--- Supplied records ---
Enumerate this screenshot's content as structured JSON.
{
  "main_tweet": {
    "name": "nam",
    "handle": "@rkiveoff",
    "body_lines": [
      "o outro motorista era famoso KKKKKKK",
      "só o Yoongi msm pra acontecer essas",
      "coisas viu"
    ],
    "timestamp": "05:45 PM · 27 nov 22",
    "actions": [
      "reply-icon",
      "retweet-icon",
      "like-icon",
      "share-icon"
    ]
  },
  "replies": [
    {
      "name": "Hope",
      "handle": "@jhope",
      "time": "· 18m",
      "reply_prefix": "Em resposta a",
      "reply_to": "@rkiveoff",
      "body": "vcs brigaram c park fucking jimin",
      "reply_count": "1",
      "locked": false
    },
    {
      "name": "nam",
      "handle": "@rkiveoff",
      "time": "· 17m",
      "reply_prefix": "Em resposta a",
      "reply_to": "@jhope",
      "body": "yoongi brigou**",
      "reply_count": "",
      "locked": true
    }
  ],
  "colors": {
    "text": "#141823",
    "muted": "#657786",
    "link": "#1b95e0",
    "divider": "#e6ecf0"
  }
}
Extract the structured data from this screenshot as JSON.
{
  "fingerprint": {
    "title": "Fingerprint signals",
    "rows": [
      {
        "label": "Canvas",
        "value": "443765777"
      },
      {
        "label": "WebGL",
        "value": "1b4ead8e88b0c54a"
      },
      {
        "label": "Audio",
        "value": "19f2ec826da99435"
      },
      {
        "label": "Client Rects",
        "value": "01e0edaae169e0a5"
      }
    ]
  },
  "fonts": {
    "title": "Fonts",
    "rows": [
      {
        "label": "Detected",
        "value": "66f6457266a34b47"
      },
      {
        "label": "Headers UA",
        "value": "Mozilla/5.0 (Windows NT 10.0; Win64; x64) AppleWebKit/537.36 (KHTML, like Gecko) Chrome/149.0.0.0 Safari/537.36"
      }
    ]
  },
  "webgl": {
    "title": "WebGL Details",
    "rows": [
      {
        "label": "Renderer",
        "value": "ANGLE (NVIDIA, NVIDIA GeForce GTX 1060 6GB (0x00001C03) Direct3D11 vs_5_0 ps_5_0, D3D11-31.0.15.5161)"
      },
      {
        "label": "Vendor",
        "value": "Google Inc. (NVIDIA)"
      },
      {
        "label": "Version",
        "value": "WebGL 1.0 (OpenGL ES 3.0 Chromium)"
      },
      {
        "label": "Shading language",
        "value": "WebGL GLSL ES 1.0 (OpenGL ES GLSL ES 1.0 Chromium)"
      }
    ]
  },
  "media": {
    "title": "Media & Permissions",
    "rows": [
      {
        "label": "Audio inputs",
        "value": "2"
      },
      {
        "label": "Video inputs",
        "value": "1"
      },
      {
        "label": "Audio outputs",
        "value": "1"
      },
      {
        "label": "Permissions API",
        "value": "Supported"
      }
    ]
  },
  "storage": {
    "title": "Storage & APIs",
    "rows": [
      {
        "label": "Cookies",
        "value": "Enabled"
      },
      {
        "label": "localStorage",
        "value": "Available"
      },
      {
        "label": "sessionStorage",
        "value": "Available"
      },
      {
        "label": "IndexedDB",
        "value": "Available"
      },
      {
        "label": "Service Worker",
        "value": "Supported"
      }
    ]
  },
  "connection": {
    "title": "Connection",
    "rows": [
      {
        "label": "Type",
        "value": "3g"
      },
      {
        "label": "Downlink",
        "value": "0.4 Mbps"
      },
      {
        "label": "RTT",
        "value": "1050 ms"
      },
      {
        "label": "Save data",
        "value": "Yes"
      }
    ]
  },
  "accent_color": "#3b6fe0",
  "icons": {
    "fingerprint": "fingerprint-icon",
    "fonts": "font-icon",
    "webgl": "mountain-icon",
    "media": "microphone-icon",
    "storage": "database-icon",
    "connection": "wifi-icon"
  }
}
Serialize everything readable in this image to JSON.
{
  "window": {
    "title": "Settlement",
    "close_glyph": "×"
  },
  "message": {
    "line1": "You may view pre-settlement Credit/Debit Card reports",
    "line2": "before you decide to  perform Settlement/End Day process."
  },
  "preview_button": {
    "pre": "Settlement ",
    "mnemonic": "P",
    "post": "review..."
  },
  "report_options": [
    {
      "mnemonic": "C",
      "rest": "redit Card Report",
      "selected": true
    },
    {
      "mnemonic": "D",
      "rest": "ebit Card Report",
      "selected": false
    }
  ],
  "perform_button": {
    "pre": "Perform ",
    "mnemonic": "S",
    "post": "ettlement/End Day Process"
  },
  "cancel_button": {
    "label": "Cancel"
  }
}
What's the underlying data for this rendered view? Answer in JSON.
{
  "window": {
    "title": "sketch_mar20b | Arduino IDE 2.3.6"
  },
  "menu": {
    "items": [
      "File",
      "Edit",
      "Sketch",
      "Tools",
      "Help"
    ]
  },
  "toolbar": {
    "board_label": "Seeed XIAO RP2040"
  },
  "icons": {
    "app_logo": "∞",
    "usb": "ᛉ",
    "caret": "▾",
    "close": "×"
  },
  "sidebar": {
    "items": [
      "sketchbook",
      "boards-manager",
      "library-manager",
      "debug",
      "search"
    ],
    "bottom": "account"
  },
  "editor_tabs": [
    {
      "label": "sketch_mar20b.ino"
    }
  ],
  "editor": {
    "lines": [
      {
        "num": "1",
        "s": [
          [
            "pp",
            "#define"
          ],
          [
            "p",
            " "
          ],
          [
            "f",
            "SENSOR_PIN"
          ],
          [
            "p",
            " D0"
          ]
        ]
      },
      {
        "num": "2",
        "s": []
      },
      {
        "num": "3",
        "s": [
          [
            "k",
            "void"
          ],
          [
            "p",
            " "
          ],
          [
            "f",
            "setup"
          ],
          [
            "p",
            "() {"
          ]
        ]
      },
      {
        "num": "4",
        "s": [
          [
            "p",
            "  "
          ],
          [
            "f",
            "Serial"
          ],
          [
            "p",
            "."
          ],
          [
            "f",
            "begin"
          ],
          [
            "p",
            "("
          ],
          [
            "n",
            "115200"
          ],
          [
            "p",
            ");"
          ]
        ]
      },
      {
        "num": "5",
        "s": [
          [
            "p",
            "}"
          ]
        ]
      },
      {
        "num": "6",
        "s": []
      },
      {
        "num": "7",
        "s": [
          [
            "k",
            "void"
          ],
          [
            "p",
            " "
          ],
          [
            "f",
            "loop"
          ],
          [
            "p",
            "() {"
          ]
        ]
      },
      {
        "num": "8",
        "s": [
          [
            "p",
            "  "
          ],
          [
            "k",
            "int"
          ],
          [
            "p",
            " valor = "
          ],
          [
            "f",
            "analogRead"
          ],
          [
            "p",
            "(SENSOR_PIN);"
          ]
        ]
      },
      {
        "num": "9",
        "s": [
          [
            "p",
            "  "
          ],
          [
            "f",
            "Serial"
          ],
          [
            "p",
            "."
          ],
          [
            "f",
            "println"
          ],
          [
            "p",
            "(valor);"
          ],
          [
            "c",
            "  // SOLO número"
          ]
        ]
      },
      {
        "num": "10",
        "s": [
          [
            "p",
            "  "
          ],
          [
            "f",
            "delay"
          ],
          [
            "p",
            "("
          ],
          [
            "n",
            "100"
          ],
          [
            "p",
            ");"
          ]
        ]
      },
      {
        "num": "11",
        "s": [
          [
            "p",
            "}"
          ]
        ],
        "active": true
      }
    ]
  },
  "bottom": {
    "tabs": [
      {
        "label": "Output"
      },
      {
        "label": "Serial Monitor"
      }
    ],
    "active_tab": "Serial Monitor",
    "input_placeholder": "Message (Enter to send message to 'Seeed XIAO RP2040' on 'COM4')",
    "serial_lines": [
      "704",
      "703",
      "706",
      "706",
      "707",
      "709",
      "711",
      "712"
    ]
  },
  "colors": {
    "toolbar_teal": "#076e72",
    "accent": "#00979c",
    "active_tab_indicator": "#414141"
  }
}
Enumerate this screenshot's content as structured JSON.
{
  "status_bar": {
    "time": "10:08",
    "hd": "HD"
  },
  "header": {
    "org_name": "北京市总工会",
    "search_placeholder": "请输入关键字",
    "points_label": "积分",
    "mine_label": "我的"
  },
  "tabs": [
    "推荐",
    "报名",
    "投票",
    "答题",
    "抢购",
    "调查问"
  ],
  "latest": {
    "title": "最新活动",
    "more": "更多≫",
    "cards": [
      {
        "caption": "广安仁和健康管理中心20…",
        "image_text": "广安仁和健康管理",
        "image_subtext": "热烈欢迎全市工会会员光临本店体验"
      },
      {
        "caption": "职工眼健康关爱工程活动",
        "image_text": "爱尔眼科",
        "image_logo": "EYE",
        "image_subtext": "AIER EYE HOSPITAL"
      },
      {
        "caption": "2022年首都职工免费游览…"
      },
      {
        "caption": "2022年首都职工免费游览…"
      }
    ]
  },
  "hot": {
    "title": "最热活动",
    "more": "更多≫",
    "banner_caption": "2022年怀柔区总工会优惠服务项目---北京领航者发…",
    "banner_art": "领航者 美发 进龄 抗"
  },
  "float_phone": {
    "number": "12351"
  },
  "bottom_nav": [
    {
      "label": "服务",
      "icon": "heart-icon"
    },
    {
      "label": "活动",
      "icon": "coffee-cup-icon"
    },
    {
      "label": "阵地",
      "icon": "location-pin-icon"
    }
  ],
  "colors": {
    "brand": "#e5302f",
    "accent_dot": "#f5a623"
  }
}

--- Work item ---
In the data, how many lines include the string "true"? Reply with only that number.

--- Task answer ---
3